Exercise =>
Images are to be omitted, and the rest of the records reproduced exactly.

-------------------------

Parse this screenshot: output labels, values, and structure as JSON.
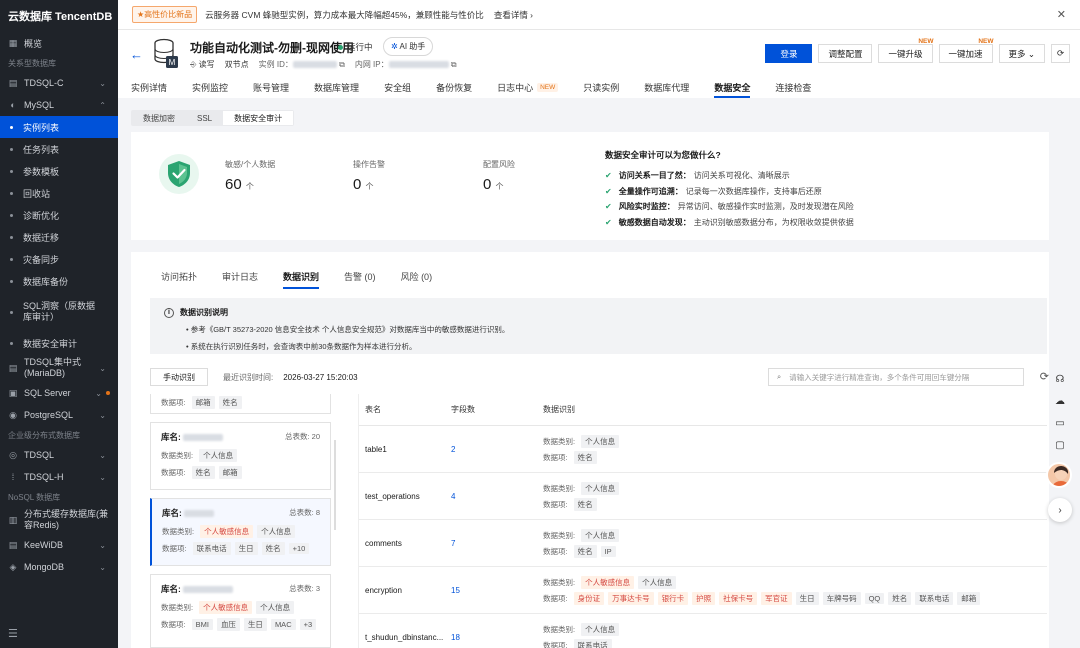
{
  "sidebar": {
    "logo": "云数据库 TencentDB",
    "overview": "概览",
    "cat_relational": "关系型数据库",
    "tdsql_c": "TDSQL-C",
    "mysql": "MySQL",
    "mysql_items": [
      "实例列表",
      "任务列表",
      "参数模板",
      "回收站",
      "诊断优化",
      "数据迁移",
      "灾备同步",
      "数据库备份",
      "SQL洞察（原数据库审计）",
      "数据安全审计"
    ],
    "tdsql_cluster": "TDSQL集中式(MariaDB)",
    "sqlserver": "SQL Server",
    "postgresql": "PostgreSQL",
    "cat_enterprise": "企业级分布式数据库",
    "tdsql": "TDSQL",
    "tdsql_h": "TDSQL-H",
    "cat_nosql": "NoSQL 数据库",
    "redis": "分布式缓存数据库(兼容Redis)",
    "keewidb": "KeeWiDB",
    "mongodb": "MongoDB"
  },
  "banner": {
    "tag": "★高性价比新品",
    "text": "云服务器 CVM 蜂驰型实例，算力成本最大降幅超45%，兼顾性能与性价比",
    "link": "查看详情 ›"
  },
  "header": {
    "title": "功能自动化测试-勿删-现网使用",
    "status": "运行中",
    "ai": "AI 助手",
    "rw": "读写",
    "nodes": "双节点",
    "instance_id_label": "实例 ID：",
    "ip_label": "内网 IP：",
    "buttons": {
      "login": "登录",
      "adjust": "调整配置",
      "upgrade": "一键升级",
      "accelerate": "一键加速",
      "more": "更多 ⌄",
      "new": "NEW"
    }
  },
  "tabs": [
    "实例详情",
    "实例监控",
    "账号管理",
    "数据库管理",
    "安全组",
    "备份恢复",
    "日志中心",
    "只读实例",
    "数据库代理",
    "数据安全",
    "连接检查"
  ],
  "tab_new": "NEW",
  "subtabs": [
    "数据加密",
    "SSL",
    "数据安全审计"
  ],
  "stats": [
    {
      "label": "敏感/个人数据",
      "value": "60",
      "unit": "个"
    },
    {
      "label": "操作告警",
      "value": "0",
      "unit": "个"
    },
    {
      "label": "配置风险",
      "value": "0",
      "unit": "个"
    }
  ],
  "why": {
    "title": "数据安全审计可以为您做什么?",
    "rows": [
      {
        "bold": "访问关系一目了然：",
        "text": "访问关系可视化、清晰展示"
      },
      {
        "bold": "全量操作可追溯：",
        "text": "记录每一次数据库操作，支持事后还原"
      },
      {
        "bold": "风险实时监控：",
        "text": "异常访问、敏感操作实时监测，及时发现潜在风险"
      },
      {
        "bold": "敏感数据自动发现：",
        "text": "主动识别敏感数据分布，为权限收敛提供依据"
      }
    ]
  },
  "inner_tabs": [
    "访问拓扑",
    "审计日志",
    "数据识别",
    "告警 (0)",
    "风险 (0)"
  ],
  "info": {
    "title": "数据识别说明",
    "items": [
      "参考《GB/T 35273-2020 信息安全技术 个人信息安全规范》对数据库当中的敏感数据进行识别。",
      "系统在执行识别任务时，会查询表中前30条数据作为样本进行分析。"
    ]
  },
  "toolbar": {
    "manual": "手动识别",
    "last_label": "最近识别时间:",
    "last_value": "2026-03-27 15:20:03",
    "search_placeholder": "请输入关键字进行精准查询，多个条件可用回车键分隔"
  },
  "labels": {
    "db": "库名:",
    "total": "总表数:",
    "category": "数据类别:",
    "item": "数据项:"
  },
  "dbcards": [
    {
      "items": [
        "邮箱",
        "姓名"
      ]
    },
    {
      "total": "20",
      "categories": [
        {
          "t": "个人信息",
          "s": false
        }
      ],
      "items": [
        "姓名",
        "邮箱"
      ]
    },
    {
      "total": "8",
      "categories": [
        {
          "t": "个人敏感信息",
          "s": true
        },
        {
          "t": "个人信息",
          "s": false
        }
      ],
      "items": [
        "联系电话",
        "生日",
        "姓名",
        "+10"
      ]
    },
    {
      "total": "3",
      "categories": [
        {
          "t": "个人敏感信息",
          "s": true
        },
        {
          "t": "个人信息",
          "s": false
        }
      ],
      "items": [
        "BMI",
        "血压",
        "生日",
        "MAC",
        "+3"
      ]
    }
  ],
  "table": {
    "headers": [
      "表名",
      "字段数",
      "数据识别"
    ],
    "rows": [
      {
        "name": "table1",
        "count": "2",
        "categories": [
          {
            "t": "个人信息",
            "s": false
          }
        ],
        "items": [
          {
            "t": "姓名",
            "s": false
          }
        ]
      },
      {
        "name": "test_operations",
        "count": "4",
        "categories": [
          {
            "t": "个人信息",
            "s": false
          }
        ],
        "items": [
          {
            "t": "姓名",
            "s": false
          }
        ]
      },
      {
        "name": "comments",
        "count": "7",
        "categories": [
          {
            "t": "个人信息",
            "s": false
          }
        ],
        "items": [
          {
            "t": "姓名",
            "s": false
          },
          {
            "t": "IP",
            "s": false
          }
        ]
      },
      {
        "name": "encryption",
        "count": "15",
        "categories": [
          {
            "t": "个人敏感信息",
            "s": true
          },
          {
            "t": "个人信息",
            "s": false
          }
        ],
        "items": [
          {
            "t": "身份证",
            "s": true
          },
          {
            "t": "万事达卡号",
            "s": true
          },
          {
            "t": "银行卡",
            "s": true
          },
          {
            "t": "护照",
            "s": true
          },
          {
            "t": "社保卡号",
            "s": true
          },
          {
            "t": "军官证",
            "s": true
          },
          {
            "t": "生日",
            "s": false
          },
          {
            "t": "车牌号码",
            "s": false
          },
          {
            "t": "QQ",
            "s": false
          },
          {
            "t": "姓名",
            "s": false
          },
          {
            "t": "联系电话",
            "s": false
          },
          {
            "t": "邮箱",
            "s": false
          }
        ]
      },
      {
        "name": "t_shudun_dbinstanc...",
        "count": "18",
        "categories": [
          {
            "t": "个人信息",
            "s": false
          }
        ],
        "items": [
          {
            "t": "联系电话",
            "s": false
          }
        ]
      }
    ]
  }
}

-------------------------

Answer space =>
Parse this screenshot: output labels, values, and structure as JSON.
{
  "sidebar": {
    "logo": "云数据库 TencentDB",
    "overview": "概览",
    "cat_relational": "关系型数据库",
    "tdsql_c": "TDSQL-C",
    "mysql": "MySQL",
    "mysql_items": [
      "实例列表",
      "任务列表",
      "参数模板",
      "回收站",
      "诊断优化",
      "数据迁移",
      "灾备同步",
      "数据库备份",
      "SQL洞察（原数据库审计）",
      "数据安全审计"
    ],
    "tdsql_cluster": "TDSQL集中式(MariaDB)",
    "sqlserver": "SQL Server",
    "postgresql": "PostgreSQL",
    "cat_enterprise": "企业级分布式数据库",
    "tdsql": "TDSQL",
    "tdsql_h": "TDSQL-H",
    "cat_nosql": "NoSQL 数据库",
    "redis": "分布式缓存数据库(兼容Redis)",
    "keewidb": "KeeWiDB",
    "mongodb": "MongoDB"
  },
  "banner": {
    "tag": "★高性价比新品",
    "text": "云服务器 CVM 蜂驰型实例，算力成本最大降幅超45%，兼顾性能与性价比",
    "link": "查看详情 ›"
  },
  "header": {
    "title": "功能自动化测试-勿删-现网使用",
    "status": "运行中",
    "ai": "AI 助手",
    "rw": "读写",
    "nodes": "双节点",
    "instance_id_label": "实例 ID：",
    "ip_label": "内网 IP：",
    "buttons": {
      "login": "登录",
      "adjust": "调整配置",
      "upgrade": "一键升级",
      "accelerate": "一键加速",
      "more": "更多 ⌄",
      "new": "NEW"
    }
  },
  "tabs": [
    "实例详情",
    "实例监控",
    "账号管理",
    "数据库管理",
    "安全组",
    "备份恢复",
    "日志中心",
    "只读实例",
    "数据库代理",
    "数据安全",
    "连接检查"
  ],
  "tab_new": "NEW",
  "subtabs": [
    "数据加密",
    "SSL",
    "数据安全审计"
  ],
  "stats": [
    {
      "label": "敏感/个人数据",
      "value": "60",
      "unit": "个"
    },
    {
      "label": "操作告警",
      "value": "0",
      "unit": "个"
    },
    {
      "label": "配置风险",
      "value": "0",
      "unit": "个"
    }
  ],
  "why": {
    "title": "数据安全审计可以为您做什么?",
    "rows": [
      {
        "bold": "访问关系一目了然：",
        "text": "访问关系可视化、清晰展示"
      },
      {
        "bold": "全量操作可追溯：",
        "text": "记录每一次数据库操作，支持事后还原"
      },
      {
        "bold": "风险实时监控：",
        "text": "异常访问、敏感操作实时监测，及时发现潜在风险"
      },
      {
        "bold": "敏感数据自动发现：",
        "text": "主动识别敏感数据分布，为权限收敛提供依据"
      }
    ]
  },
  "inner_tabs": [
    "访问拓扑",
    "审计日志",
    "数据识别",
    "告警 (0)",
    "风险 (0)"
  ],
  "info": {
    "title": "数据识别说明",
    "items": [
      "参考《GB/T 35273-2020 信息安全技术 个人信息安全规范》对数据库当中的敏感数据进行识别。",
      "系统在执行识别任务时，会查询表中前30条数据作为样本进行分析。"
    ]
  },
  "toolbar": {
    "manual": "手动识别",
    "last_label": "最近识别时间:",
    "last_value": "2026-03-27 15:20:03",
    "search_placeholder": "请输入关键字进行精准查询，多个条件可用回车键分隔"
  },
  "labels": {
    "db": "库名:",
    "total": "总表数:",
    "category": "数据类别:",
    "item": "数据项:"
  },
  "dbcards": [
    {
      "items": [
        "邮箱",
        "姓名"
      ]
    },
    {
      "total": "20",
      "categories": [
        {
          "t": "个人信息",
          "s": false
        }
      ],
      "items": [
        "姓名",
        "邮箱"
      ]
    },
    {
      "total": "8",
      "categories": [
        {
          "t": "个人敏感信息",
          "s": true
        },
        {
          "t": "个人信息",
          "s": false
        }
      ],
      "items": [
        "联系电话",
        "生日",
        "姓名",
        "+10"
      ]
    },
    {
      "total": "3",
      "categories": [
        {
          "t": "个人敏感信息",
          "s": true
        },
        {
          "t": "个人信息",
          "s": false
        }
      ],
      "items": [
        "BMI",
        "血压",
        "生日",
        "MAC",
        "+3"
      ]
    }
  ],
  "table": {
    "headers": [
      "表名",
      "字段数",
      "数据识别"
    ],
    "rows": [
      {
        "name": "table1",
        "count": "2",
        "categories": [
          {
            "t": "个人信息",
            "s": false
          }
        ],
        "items": [
          {
            "t": "姓名",
            "s": false
          }
        ]
      },
      {
        "name": "test_operations",
        "count": "4",
        "categories": [
          {
            "t": "个人信息",
            "s": false
          }
        ],
        "items": [
          {
            "t": "姓名",
            "s": false
          }
        ]
      },
      {
        "name": "comments",
        "count": "7",
        "categories": [
          {
            "t": "个人信息",
            "s": false
          }
        ],
        "items": [
          {
            "t": "姓名",
            "s": false
          },
          {
            "t": "IP",
            "s": false
          }
        ]
      },
      {
        "name": "encryption",
        "count": "15",
        "categories": [
          {
            "t": "个人敏感信息",
            "s": true
          },
          {
            "t": "个人信息",
            "s": false
          }
        ],
        "items": [
          {
            "t": "身份证",
            "s": true
          },
          {
            "t": "万事达卡号",
            "s": true
          },
          {
            "t": "银行卡",
            "s": true
          },
          {
            "t": "护照",
            "s": true
          },
          {
            "t": "社保卡号",
            "s": true
          },
          {
            "t": "军官证",
            "s": true
          },
          {
            "t": "生日",
            "s": false
          },
          {
            "t": "车牌号码",
            "s": false
          },
          {
            "t": "QQ",
            "s": false
          },
          {
            "t": "姓名",
            "s": false
          },
          {
            "t": "联系电话",
            "s": false
          },
          {
            "t": "邮箱",
            "s": false
          }
        ]
      },
      {
        "name": "t_shudun_dbinstanc...",
        "count": "18",
        "categories": [
          {
            "t": "个人信息",
            "s": false
          }
        ],
        "items": [
          {
            "t": "联系电话",
            "s": false
          }
        ]
      }
    ]
  }
}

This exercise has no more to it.